In the mid-1960s, with the United States lacking a clear path to win the Vietnam War, former Sen. George Aiken, R-Vt., suggested that America declare victory and withdraw from the fight. With respect to the Department of Labor’s proposed fiduciary rule for retirement advice, the financial-services industry should declare victory on behalf of investors and stop fighting these inevitable, necessary regulatory reforms.
To recap, on Tuesday the Department of Labor proposed an amendment to the fiduciary definition under ERISA, the Employee Retirement Income Security Act. In short, the proposal would require any individual receiving compensation for providing investment advice to a plan sponsor, plan participant, or IRA owner making a retirement investment decision to adhere to a series of fiduciary duties--that is, to act in the best interests of their clients. The rule is based, in part, on a Council of Economic Advisors analysis showing that when individuals receive what the White House calls "conflicted advice," they tend to enjoy lower investment returns. Obviously, battling these reforms produces optical challenges: Who wants to come out against operating in clients’ best interests or in favor of conflicted advice?

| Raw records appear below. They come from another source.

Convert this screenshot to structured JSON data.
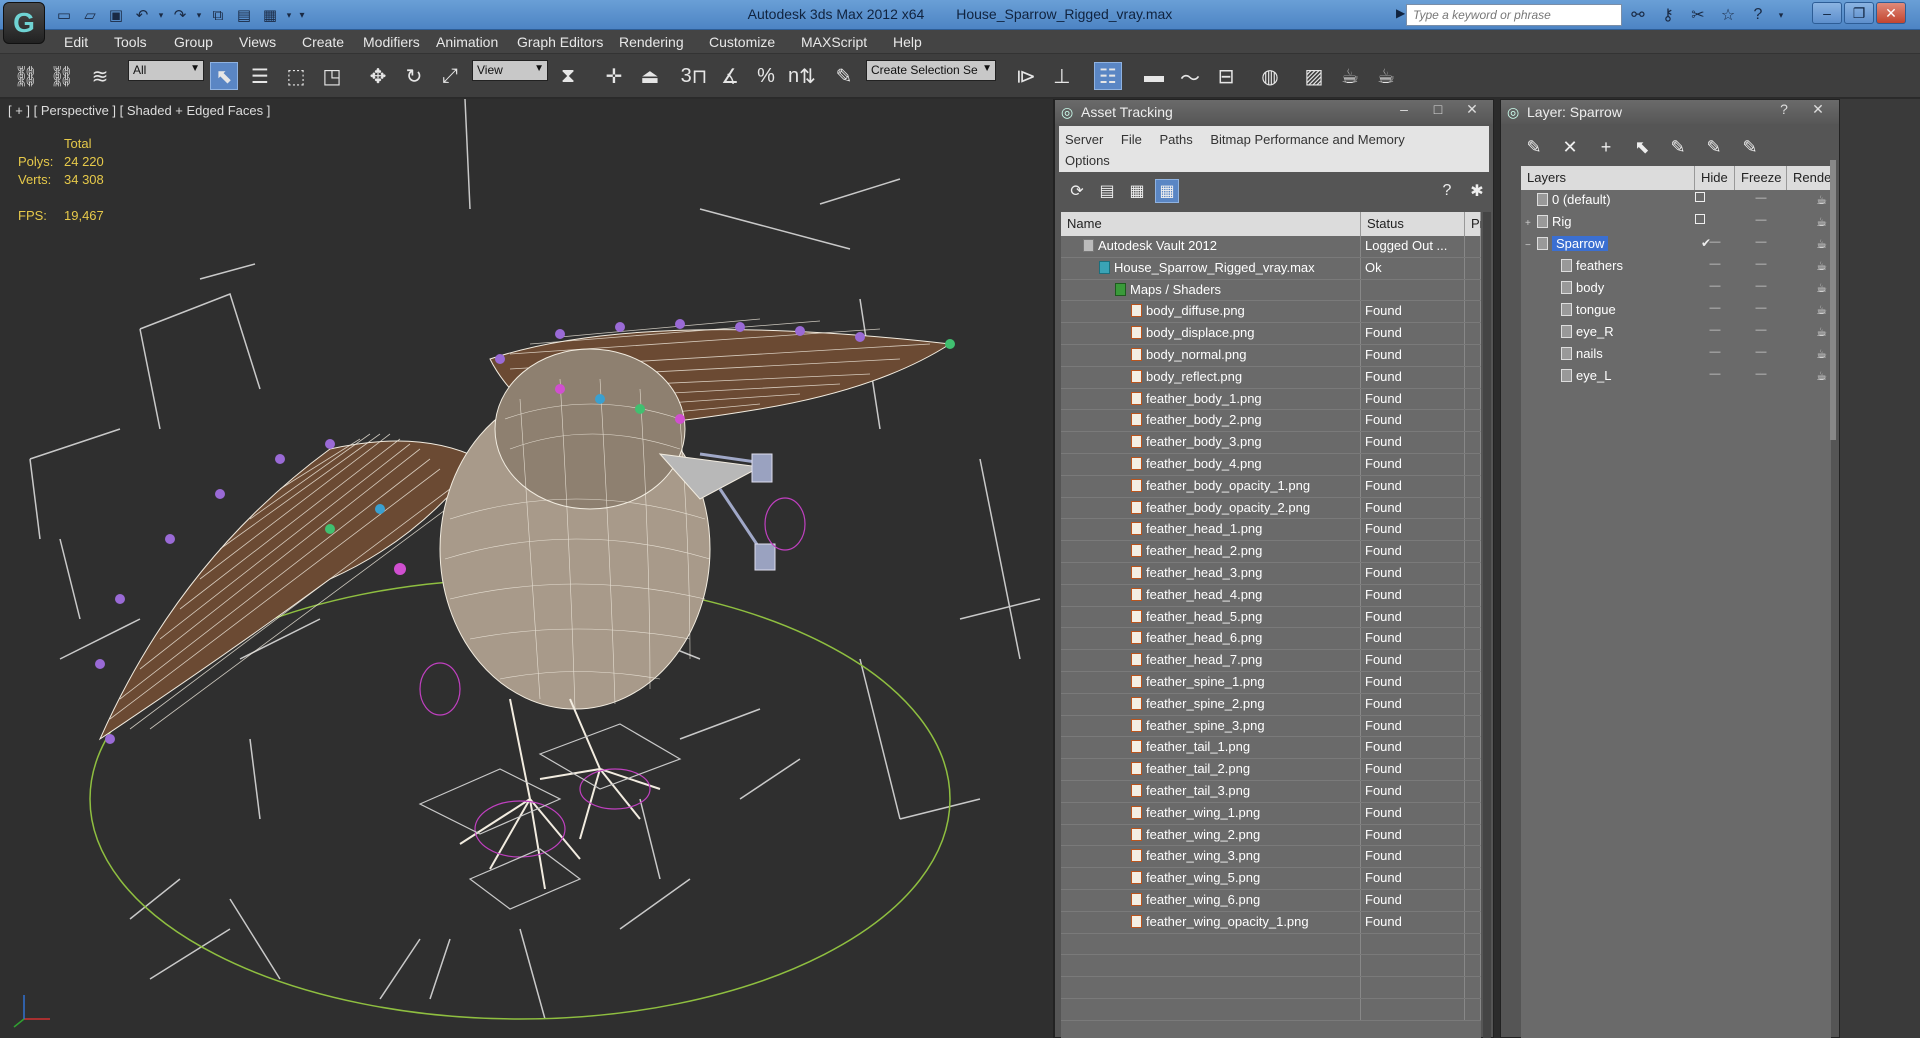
{
  "app": {
    "logo": "3ds-max-logo",
    "title": "Autodesk 3ds Max  2012 x64",
    "file": "House_Sparrow_Rigged_vray.max"
  },
  "search": {
    "placeholder": "Type a keyword or phrase"
  },
  "menu": [
    "Edit",
    "Tools",
    "Group",
    "Views",
    "Create",
    "Modifiers",
    "Animation",
    "Graph Editors",
    "Rendering",
    "Customize",
    "MAXScript",
    "Help"
  ],
  "toolbar": {
    "filter_value": "All",
    "refcoord_value": "View",
    "selection_set_placeholder": "Create Selection Se",
    "snap_labels": [
      "3",
      "%",
      "n"
    ]
  },
  "viewport": {
    "label": "[ + ] [ Perspective ] [ Shaded + Edged Faces ]",
    "stats": {
      "header": "Total",
      "polys_label": "Polys:",
      "polys": "24 220",
      "verts_label": "Verts:",
      "verts": "34 308",
      "fps_label": "FPS:",
      "fps": "19,467"
    }
  },
  "asset_tracking": {
    "title": "Asset Tracking",
    "menu": [
      "Server",
      "File",
      "Paths",
      "Bitmap Performance and Memory",
      "Options"
    ],
    "columns": {
      "name": "Name",
      "status": "Status",
      "proxy": "Pr"
    },
    "rows": [
      {
        "name": "Autodesk Vault 2012",
        "status": "Logged Out ...",
        "indent": 1,
        "kind": "vault"
      },
      {
        "name": "House_Sparrow_Rigged_vray.max",
        "status": "Ok",
        "indent": 2,
        "kind": "max"
      },
      {
        "name": "Maps / Shaders",
        "status": "",
        "indent": 3,
        "kind": "fold"
      },
      {
        "name": "body_diffuse.png",
        "status": "Found",
        "indent": 4,
        "kind": "file"
      },
      {
        "name": "body_displace.png",
        "status": "Found",
        "indent": 4,
        "kind": "file"
      },
      {
        "name": "body_normal.png",
        "status": "Found",
        "indent": 4,
        "kind": "file"
      },
      {
        "name": "body_reflect.png",
        "status": "Found",
        "indent": 4,
        "kind": "file"
      },
      {
        "name": "feather_body_1.png",
        "status": "Found",
        "indent": 4,
        "kind": "file"
      },
      {
        "name": "feather_body_2.png",
        "status": "Found",
        "indent": 4,
        "kind": "file"
      },
      {
        "name": "feather_body_3.png",
        "status": "Found",
        "indent": 4,
        "kind": "file"
      },
      {
        "name": "feather_body_4.png",
        "status": "Found",
        "indent": 4,
        "kind": "file"
      },
      {
        "name": "feather_body_opacity_1.png",
        "status": "Found",
        "indent": 4,
        "kind": "file"
      },
      {
        "name": "feather_body_opacity_2.png",
        "status": "Found",
        "indent": 4,
        "kind": "file"
      },
      {
        "name": "feather_head_1.png",
        "status": "Found",
        "indent": 4,
        "kind": "file"
      },
      {
        "name": "feather_head_2.png",
        "status": "Found",
        "indent": 4,
        "kind": "file"
      },
      {
        "name": "feather_head_3.png",
        "status": "Found",
        "indent": 4,
        "kind": "file"
      },
      {
        "name": "feather_head_4.png",
        "status": "Found",
        "indent": 4,
        "kind": "file"
      },
      {
        "name": "feather_head_5.png",
        "status": "Found",
        "indent": 4,
        "kind": "file"
      },
      {
        "name": "feather_head_6.png",
        "status": "Found",
        "indent": 4,
        "kind": "file"
      },
      {
        "name": "feather_head_7.png",
        "status": "Found",
        "indent": 4,
        "kind": "file"
      },
      {
        "name": "feather_spine_1.png",
        "status": "Found",
        "indent": 4,
        "kind": "file"
      },
      {
        "name": "feather_spine_2.png",
        "status": "Found",
        "indent": 4,
        "kind": "file"
      },
      {
        "name": "feather_spine_3.png",
        "status": "Found",
        "indent": 4,
        "kind": "file"
      },
      {
        "name": "feather_tail_1.png",
        "status": "Found",
        "indent": 4,
        "kind": "file"
      },
      {
        "name": "feather_tail_2.png",
        "status": "Found",
        "indent": 4,
        "kind": "file"
      },
      {
        "name": "feather_tail_3.png",
        "status": "Found",
        "indent": 4,
        "kind": "file"
      },
      {
        "name": "feather_wing_1.png",
        "status": "Found",
        "indent": 4,
        "kind": "file"
      },
      {
        "name": "feather_wing_2.png",
        "status": "Found",
        "indent": 4,
        "kind": "file"
      },
      {
        "name": "feather_wing_3.png",
        "status": "Found",
        "indent": 4,
        "kind": "file"
      },
      {
        "name": "feather_wing_5.png",
        "status": "Found",
        "indent": 4,
        "kind": "file"
      },
      {
        "name": "feather_wing_6.png",
        "status": "Found",
        "indent": 4,
        "kind": "file"
      },
      {
        "name": "feather_wing_opacity_1.png",
        "status": "Found",
        "indent": 4,
        "kind": "file"
      }
    ]
  },
  "layer_panel": {
    "title": "Layer: Sparrow",
    "columns": {
      "layers": "Layers",
      "hide": "Hide",
      "freeze": "Freeze",
      "render": "Rende"
    },
    "rows": [
      {
        "name": "0 (default)",
        "level": 0,
        "expander": "",
        "selected": false,
        "hide_box": true
      },
      {
        "name": "Rig",
        "level": 0,
        "expander": "+",
        "selected": false,
        "hide_box": true
      },
      {
        "name": "Sparrow",
        "level": 0,
        "expander": "−",
        "selected": true,
        "hide_box": false,
        "current": true
      },
      {
        "name": "feathers",
        "level": 1,
        "expander": "",
        "selected": false,
        "hide_box": false
      },
      {
        "name": "body",
        "level": 1,
        "expander": "",
        "selected": false,
        "hide_box": false
      },
      {
        "name": "tongue",
        "level": 1,
        "expander": "",
        "selected": false,
        "hide_box": false
      },
      {
        "name": "eye_R",
        "level": 1,
        "expander": "",
        "selected": false,
        "hide_box": false
      },
      {
        "name": "nails",
        "level": 1,
        "expander": "",
        "selected": false,
        "hide_box": false
      },
      {
        "name": "eye_L",
        "level": 1,
        "expander": "",
        "selected": false,
        "hide_box": false
      }
    ]
  },
  "colors": {
    "titlebar": "#5a90cc",
    "selection": "#3b6fd1",
    "stats": "#e6c94a",
    "wire": "#f2ece0",
    "feather": "#6b4a33",
    "ground_circle": "#8fbf40",
    "helper": "#c9c9c9"
  }
}
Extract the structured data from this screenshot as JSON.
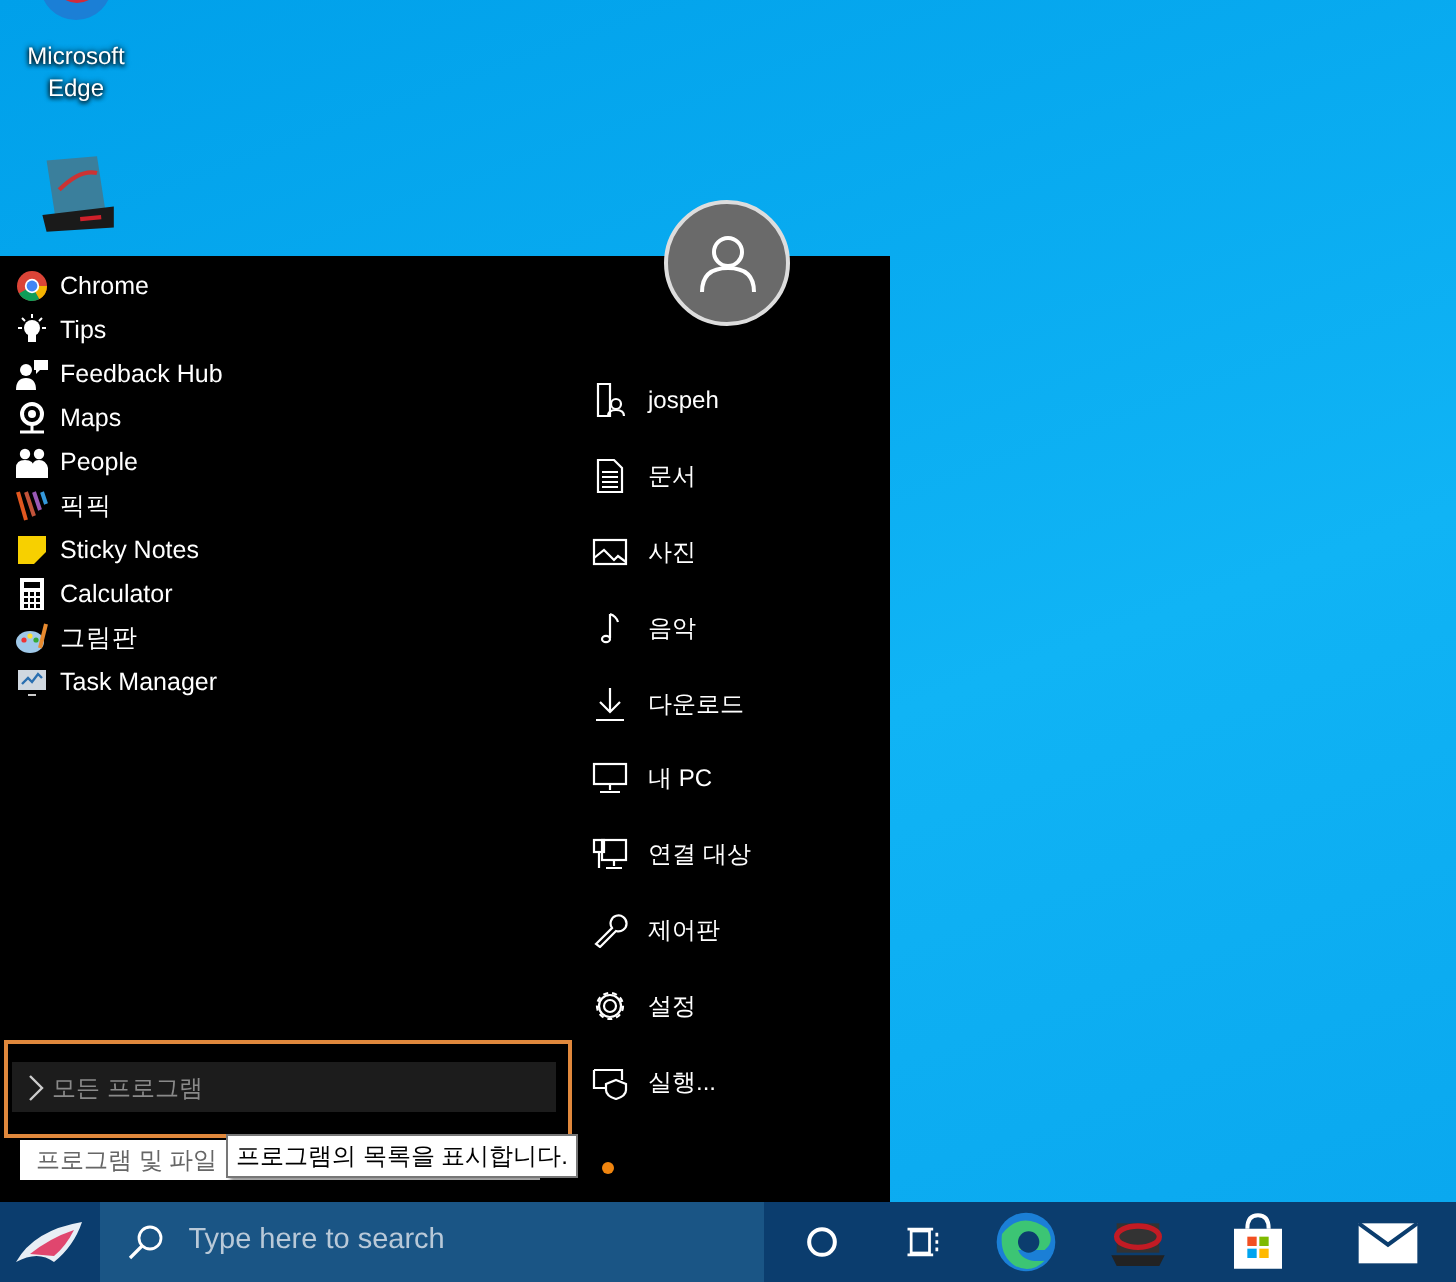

Scott Cooley does not own shares in any of the securities mentioned above. Find out about Morningstar's editorial policies.